* Exercise description *
Across the entries that follow, count the lines with the string "kind" and reply with that count alone.
++++ Listed records ++++
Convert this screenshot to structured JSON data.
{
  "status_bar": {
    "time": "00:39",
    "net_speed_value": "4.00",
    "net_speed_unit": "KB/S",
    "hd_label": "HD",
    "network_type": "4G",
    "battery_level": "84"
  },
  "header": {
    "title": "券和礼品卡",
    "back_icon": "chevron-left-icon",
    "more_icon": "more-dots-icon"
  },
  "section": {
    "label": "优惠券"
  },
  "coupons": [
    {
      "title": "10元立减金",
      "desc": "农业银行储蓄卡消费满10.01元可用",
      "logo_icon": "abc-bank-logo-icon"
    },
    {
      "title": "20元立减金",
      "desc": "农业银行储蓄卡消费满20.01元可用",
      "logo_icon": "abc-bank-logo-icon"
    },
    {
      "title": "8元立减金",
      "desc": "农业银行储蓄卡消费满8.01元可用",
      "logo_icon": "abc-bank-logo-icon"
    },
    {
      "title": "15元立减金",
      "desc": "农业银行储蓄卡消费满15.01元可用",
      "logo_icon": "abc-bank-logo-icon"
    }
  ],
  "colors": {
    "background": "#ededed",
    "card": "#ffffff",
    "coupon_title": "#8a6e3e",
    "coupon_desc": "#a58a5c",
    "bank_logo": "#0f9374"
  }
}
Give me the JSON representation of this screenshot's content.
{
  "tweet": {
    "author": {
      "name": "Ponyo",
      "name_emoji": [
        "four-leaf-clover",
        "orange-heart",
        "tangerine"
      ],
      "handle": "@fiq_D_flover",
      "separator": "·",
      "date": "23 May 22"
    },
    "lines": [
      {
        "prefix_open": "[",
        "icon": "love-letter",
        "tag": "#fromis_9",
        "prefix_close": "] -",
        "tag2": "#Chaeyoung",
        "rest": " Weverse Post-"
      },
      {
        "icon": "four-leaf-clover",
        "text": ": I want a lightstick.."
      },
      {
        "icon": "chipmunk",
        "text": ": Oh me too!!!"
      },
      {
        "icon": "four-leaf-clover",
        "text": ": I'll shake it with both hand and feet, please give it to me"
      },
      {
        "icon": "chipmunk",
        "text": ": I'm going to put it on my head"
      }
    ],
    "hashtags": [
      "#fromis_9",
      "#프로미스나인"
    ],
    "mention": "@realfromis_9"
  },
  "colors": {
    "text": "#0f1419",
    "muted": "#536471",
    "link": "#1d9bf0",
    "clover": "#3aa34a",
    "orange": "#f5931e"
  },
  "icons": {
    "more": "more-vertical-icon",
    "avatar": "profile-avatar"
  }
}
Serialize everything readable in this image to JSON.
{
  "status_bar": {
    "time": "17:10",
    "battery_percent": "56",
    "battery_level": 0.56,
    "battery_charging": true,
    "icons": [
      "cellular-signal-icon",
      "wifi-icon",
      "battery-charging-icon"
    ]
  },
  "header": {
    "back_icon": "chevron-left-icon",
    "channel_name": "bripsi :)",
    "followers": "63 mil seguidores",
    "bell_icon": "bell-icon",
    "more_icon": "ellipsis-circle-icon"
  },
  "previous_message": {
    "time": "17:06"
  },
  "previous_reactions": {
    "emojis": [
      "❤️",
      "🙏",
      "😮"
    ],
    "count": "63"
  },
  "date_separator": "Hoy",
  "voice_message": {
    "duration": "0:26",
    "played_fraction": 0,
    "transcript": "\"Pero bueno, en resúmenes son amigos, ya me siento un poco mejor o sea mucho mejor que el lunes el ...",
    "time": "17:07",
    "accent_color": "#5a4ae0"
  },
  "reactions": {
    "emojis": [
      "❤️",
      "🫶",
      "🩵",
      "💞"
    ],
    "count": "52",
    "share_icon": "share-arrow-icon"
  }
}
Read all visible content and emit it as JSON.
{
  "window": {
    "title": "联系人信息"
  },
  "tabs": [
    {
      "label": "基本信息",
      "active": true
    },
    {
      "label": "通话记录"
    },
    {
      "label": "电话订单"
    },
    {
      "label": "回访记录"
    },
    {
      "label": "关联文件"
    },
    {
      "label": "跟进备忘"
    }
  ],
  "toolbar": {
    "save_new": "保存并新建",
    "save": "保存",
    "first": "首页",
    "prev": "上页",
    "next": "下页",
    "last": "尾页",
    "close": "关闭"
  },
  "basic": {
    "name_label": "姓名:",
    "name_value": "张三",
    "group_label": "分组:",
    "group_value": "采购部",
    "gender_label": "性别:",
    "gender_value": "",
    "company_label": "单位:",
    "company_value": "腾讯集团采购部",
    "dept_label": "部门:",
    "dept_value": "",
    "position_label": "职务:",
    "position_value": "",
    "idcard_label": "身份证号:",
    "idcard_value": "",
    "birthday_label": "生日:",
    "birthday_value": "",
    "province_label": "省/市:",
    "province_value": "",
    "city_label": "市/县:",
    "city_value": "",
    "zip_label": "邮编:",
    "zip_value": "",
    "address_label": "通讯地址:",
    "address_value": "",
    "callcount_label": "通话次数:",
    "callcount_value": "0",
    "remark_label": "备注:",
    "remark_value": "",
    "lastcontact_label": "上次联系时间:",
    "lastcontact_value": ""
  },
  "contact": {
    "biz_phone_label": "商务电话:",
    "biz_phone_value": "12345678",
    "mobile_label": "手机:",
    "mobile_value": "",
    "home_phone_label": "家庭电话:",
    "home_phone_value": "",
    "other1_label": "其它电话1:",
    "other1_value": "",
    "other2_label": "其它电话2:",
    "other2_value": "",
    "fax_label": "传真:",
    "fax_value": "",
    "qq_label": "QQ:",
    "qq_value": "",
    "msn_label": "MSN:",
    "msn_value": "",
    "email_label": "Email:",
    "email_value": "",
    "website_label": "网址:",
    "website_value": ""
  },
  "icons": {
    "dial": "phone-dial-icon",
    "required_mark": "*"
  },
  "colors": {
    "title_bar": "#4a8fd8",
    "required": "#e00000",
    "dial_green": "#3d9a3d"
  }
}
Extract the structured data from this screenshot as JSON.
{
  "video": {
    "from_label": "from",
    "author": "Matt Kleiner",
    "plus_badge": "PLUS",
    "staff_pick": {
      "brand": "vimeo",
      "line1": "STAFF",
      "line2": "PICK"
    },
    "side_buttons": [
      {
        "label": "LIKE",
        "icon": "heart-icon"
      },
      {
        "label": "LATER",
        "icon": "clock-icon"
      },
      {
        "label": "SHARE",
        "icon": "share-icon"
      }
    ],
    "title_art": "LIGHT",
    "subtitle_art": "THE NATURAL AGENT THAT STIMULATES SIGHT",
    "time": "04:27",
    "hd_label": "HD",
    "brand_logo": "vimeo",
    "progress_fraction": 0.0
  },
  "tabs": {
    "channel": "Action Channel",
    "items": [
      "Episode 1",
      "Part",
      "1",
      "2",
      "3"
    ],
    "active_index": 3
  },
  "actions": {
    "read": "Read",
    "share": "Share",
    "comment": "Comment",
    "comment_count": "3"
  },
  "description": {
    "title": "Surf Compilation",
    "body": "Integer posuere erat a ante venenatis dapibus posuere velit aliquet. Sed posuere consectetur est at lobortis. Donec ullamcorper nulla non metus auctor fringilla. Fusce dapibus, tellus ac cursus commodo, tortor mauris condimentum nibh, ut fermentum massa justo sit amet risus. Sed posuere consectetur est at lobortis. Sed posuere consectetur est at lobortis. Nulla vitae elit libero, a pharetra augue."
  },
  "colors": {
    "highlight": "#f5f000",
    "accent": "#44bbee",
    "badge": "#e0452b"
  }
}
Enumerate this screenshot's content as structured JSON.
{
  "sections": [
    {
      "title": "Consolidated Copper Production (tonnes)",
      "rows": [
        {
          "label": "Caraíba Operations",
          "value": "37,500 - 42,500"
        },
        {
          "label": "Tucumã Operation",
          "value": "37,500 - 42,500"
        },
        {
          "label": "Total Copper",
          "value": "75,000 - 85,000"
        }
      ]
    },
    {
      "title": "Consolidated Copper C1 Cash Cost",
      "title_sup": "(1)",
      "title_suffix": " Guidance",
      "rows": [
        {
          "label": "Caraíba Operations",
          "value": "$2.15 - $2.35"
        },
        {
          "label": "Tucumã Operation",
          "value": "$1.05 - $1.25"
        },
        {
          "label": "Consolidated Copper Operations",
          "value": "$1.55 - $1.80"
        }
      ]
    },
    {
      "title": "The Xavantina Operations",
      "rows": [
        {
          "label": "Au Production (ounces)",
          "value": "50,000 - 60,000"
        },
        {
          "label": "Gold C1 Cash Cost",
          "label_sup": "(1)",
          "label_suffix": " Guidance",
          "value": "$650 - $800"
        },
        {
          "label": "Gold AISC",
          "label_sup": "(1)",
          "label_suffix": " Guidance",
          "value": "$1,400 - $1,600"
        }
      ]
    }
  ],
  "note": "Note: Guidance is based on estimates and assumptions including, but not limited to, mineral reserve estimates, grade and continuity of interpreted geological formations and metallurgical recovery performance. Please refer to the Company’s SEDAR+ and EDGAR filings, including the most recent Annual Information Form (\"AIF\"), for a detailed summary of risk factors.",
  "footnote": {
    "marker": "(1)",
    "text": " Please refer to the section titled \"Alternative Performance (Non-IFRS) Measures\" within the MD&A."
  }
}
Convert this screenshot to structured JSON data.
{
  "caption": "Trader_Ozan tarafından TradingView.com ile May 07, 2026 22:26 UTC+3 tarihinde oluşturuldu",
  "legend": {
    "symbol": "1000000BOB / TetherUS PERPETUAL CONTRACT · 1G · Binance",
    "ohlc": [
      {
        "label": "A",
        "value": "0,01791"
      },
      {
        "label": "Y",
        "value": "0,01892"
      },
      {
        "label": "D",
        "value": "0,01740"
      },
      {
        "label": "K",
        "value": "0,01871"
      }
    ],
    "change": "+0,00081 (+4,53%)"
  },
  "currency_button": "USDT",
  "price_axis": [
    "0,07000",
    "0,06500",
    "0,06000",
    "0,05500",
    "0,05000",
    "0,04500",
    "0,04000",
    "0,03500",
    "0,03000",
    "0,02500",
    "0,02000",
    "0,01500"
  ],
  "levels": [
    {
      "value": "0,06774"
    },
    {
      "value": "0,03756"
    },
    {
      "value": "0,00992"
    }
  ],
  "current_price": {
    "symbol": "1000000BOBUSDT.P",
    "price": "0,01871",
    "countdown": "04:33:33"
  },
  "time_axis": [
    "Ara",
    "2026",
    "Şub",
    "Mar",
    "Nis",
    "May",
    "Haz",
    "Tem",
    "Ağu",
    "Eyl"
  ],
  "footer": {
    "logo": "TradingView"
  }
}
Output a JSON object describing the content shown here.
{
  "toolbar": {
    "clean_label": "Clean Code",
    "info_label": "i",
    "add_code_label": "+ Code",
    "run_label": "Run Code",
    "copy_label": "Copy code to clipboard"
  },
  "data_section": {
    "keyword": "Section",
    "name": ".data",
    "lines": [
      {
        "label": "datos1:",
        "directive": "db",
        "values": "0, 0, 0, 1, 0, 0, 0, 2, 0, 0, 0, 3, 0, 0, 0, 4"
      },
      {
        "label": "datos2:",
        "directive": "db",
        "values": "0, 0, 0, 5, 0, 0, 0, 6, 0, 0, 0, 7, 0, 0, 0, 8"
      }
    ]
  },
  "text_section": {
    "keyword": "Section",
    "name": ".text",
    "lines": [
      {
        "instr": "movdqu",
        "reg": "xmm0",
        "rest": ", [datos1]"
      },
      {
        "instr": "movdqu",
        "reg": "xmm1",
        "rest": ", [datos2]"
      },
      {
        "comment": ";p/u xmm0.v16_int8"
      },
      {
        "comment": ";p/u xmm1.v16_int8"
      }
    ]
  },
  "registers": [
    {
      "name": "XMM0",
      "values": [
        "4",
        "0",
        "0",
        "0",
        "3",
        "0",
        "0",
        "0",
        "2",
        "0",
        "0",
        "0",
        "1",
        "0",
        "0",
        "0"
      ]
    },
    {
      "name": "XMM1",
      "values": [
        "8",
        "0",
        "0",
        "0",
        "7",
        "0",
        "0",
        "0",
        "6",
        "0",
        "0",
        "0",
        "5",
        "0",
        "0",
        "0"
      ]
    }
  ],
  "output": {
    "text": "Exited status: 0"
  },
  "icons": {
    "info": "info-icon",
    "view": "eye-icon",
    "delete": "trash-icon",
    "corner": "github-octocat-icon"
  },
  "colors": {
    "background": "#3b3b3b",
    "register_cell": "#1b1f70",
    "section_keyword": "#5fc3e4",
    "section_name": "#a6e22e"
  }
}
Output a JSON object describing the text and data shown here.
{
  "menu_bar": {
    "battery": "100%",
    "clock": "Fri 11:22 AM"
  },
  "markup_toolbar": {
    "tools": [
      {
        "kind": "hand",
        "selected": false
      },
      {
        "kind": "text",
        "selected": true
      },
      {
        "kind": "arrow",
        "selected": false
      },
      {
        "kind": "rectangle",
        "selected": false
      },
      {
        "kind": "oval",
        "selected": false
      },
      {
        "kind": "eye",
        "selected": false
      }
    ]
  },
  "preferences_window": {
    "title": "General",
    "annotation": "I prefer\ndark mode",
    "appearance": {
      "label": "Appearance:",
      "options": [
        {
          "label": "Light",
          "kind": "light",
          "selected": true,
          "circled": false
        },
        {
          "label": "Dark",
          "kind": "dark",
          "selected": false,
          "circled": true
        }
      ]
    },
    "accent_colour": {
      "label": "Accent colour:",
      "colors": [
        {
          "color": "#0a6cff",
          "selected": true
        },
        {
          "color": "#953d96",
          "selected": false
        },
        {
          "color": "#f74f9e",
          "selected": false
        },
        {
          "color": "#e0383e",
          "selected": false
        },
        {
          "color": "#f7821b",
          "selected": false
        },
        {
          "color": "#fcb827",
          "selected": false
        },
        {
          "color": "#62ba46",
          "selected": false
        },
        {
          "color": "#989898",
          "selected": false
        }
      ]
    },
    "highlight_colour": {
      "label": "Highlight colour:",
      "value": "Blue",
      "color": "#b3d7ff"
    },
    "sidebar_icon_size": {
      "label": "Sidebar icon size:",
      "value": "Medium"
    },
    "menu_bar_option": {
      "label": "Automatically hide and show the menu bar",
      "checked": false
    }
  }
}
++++
* Result of this exercise *
8